New Beginnings for Chumby?


Product designers and engineers everywhere are trying to re-envision how the commonplace things that we use everyday can be updated for a digitally-connected world. Alarm Clocks, Radios, Picture Frames, Coffee Makers — you name an existing small appliance — and somebody, somewhere is trying to stick a Wi-Fi card into it.

Chumby Industries has developed a gadget that does all of the above (except for making coffee, sadly) — the eponymously-named “Chumby” — and is also open source, allowing enthusiasts to customize its workings. And now, the company seems to be making a move to concentrate on the software side of things, licensing the platform to a wide variety of consumer electronics manufacturers.

Clearly, über-connected, totally-hackable devices like the Chumby are catnip to tech junkies like me…but will the technology “have legs” when rolled out to a mass market in items like digital picture frames and set top boxes for televisions?

What is the Current “Chumby Device”?

Right now, a “Chumby device” is the device you see above — a sort of hybrid between an internet terminal, a digital picture frame, and a bean-bag alarm clock.

In essence, it is a stripped-down Linux computer: a 350 MHz ARM controller with 64 MB SDR SDRAM running at 117 MHz bus speed and 64 MB of NAND FLASH ROM — with 802.11g Wi-Fi, Stereo 2W speakers, headphone output, microphone input, and two USB 2.0 ports (not including a third one on the main board).

However unlike most Linux computers, a Chumby is designed in a way that encourages people to pick it up and play with it. It has a 320×240 3.5″ touchscreen, a sensor to pick up when you squeeze the Chumby, and 3-axis Accelerometer to detect the Chumby’s movement.

As of right now, there are around 1,200 widgets available for free download on the Chumby website. Content ranges from a variety of designs for a clock (“skins”), website feeds, useful news, weather, and information… to widgets that are really nothing more than advertisements or tutorials on using the Chumby.  Thankfully, the Chumby device also has the ability to stream music and data via its Flash Lite widgets.

Play with this “Virtual Chumby” to get the flavor (You can click on the screen to interact with it!):

What is it good for?

At its core, Chumby shines in a few contexts:
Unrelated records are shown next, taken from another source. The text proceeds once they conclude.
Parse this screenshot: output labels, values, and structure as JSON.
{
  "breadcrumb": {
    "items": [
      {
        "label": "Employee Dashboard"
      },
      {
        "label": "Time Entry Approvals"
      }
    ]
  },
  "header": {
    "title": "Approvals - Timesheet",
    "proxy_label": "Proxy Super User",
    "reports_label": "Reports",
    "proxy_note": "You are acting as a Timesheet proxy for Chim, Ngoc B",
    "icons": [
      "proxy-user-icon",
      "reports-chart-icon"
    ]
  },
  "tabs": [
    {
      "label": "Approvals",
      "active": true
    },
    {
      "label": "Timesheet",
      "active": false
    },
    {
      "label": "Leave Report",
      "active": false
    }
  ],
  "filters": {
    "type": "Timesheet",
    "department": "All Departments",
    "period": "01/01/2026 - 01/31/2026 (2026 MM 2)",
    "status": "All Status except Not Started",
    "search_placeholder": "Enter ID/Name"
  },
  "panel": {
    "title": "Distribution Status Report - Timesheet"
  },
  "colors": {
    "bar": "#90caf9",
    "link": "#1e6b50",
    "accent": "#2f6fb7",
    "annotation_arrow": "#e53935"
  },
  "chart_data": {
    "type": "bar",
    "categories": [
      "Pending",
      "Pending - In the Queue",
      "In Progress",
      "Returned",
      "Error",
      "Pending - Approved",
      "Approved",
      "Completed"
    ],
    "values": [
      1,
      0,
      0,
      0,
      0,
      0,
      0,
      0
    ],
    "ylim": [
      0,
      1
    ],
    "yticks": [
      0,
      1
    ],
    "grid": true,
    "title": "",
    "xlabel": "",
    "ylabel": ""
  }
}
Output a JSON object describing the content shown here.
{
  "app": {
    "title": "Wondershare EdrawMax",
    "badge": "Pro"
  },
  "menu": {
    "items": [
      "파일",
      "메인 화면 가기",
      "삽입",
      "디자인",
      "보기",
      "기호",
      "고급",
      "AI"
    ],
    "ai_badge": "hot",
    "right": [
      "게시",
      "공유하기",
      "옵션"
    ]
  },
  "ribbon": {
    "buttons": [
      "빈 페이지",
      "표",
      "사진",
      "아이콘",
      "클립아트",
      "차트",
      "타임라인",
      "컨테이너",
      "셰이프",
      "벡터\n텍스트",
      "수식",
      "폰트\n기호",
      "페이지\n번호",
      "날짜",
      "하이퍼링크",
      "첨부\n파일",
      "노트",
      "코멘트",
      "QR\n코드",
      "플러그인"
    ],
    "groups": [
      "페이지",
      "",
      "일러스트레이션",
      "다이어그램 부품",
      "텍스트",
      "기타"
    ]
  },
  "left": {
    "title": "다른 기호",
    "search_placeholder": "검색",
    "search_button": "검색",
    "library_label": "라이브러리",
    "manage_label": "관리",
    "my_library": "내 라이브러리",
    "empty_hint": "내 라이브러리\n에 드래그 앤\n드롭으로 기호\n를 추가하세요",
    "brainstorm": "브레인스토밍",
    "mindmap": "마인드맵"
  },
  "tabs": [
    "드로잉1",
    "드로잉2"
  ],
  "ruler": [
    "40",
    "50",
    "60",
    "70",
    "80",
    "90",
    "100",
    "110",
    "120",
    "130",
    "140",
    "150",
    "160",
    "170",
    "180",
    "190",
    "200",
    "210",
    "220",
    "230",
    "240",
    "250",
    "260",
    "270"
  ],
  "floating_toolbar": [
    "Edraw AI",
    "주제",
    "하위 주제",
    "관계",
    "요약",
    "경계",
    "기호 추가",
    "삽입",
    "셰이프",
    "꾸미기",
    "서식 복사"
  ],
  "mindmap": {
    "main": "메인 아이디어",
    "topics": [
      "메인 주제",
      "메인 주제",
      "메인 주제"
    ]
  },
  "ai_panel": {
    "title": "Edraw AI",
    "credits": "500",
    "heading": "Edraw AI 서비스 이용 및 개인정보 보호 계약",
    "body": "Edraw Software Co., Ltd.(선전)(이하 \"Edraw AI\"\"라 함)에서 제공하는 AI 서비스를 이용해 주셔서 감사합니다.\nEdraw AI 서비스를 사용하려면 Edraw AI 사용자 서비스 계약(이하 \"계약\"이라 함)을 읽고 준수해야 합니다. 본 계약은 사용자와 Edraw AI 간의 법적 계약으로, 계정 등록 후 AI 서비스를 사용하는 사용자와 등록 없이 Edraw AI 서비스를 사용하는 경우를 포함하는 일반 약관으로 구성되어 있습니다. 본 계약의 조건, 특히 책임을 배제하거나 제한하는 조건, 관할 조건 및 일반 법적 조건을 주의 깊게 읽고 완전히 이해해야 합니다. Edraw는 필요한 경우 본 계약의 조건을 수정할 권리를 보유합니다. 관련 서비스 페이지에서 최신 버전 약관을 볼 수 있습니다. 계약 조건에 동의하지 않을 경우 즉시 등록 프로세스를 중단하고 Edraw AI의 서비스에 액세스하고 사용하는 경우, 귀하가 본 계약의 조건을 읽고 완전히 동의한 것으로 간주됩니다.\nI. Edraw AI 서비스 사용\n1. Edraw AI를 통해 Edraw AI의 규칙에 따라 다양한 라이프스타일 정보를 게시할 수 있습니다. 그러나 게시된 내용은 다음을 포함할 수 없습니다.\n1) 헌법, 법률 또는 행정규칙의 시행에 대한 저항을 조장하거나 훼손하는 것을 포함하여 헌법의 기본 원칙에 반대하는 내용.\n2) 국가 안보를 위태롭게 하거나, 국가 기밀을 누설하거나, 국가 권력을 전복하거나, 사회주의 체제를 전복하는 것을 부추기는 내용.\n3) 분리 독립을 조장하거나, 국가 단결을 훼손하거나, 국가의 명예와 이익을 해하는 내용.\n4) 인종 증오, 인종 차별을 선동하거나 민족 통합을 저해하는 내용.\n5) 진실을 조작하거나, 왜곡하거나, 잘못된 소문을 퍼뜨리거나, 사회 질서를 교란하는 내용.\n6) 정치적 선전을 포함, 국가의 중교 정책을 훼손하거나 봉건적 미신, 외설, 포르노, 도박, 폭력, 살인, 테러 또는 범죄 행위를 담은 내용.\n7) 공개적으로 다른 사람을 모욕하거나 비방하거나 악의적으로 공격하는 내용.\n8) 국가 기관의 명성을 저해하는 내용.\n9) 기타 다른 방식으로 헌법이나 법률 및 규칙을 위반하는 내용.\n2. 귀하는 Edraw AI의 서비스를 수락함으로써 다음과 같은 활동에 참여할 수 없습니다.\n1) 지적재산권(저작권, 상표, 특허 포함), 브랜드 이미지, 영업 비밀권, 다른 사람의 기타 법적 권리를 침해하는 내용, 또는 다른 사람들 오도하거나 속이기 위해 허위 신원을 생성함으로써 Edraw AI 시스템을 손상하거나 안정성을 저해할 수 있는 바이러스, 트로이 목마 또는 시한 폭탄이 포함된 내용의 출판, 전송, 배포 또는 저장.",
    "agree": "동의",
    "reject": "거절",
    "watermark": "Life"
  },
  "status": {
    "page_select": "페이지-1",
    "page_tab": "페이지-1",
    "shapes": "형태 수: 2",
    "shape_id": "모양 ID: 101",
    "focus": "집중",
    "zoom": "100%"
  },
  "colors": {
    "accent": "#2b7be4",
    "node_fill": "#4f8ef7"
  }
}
  • Alarm Clock on Steroids. I think that the current Chumby device is truly the “21st Century Alarm Clock” — it can put you to sleep with soothing ambient sounds and wake you up on a deeply-customizable schedule to everything from your favorite internet radio station to widgets with news, weather, etc.
  • Standalone Widget Player. Much of the Chumby’s “programming” is currently what I would call passive content (e.g., news, stock prices, sports scores).  But some widgets show off the device’s potential to greater advantage: Facebook and Twitter each have Chumby clients and, frankly, I think that the hardware combination of touchscreen, accelerometer, and microphone could enable enterprising developers to make some really awesome apps for the platform.
  • Media Streaming. Chumby is already a solid digital picture frame and also an excellent device for Pandora users. And when the developer community figures out how to leverage Chumby’s touchscreen to display and control other connected devices and appliances, then I think Chumby will be an especially attractive purchase for the desk or the bedside. Until the development of widgets catches up to the potential of the device, it will probably be outshined by other portable touchscreen devices such as the iPhone or iPod Touch. The iPod Touch if docked in a small stereo by the bedside would be probably a richer (albeit less squeezable) alternative — and certainly not limited to playing only Flash-Lite plug-ins.  The Chumby comes with speakers included and I was pleasantly surprised by the quality of their sound.  And, unlike the iPod Touch, I think that the Chumby’s form is better suited for certain applications (like using it as a clock or a digital picture frame, for example).
  • Speaking of iPods It can also charge and playback music from most of them. Very convenient!

Next Up — The Future of Chumby!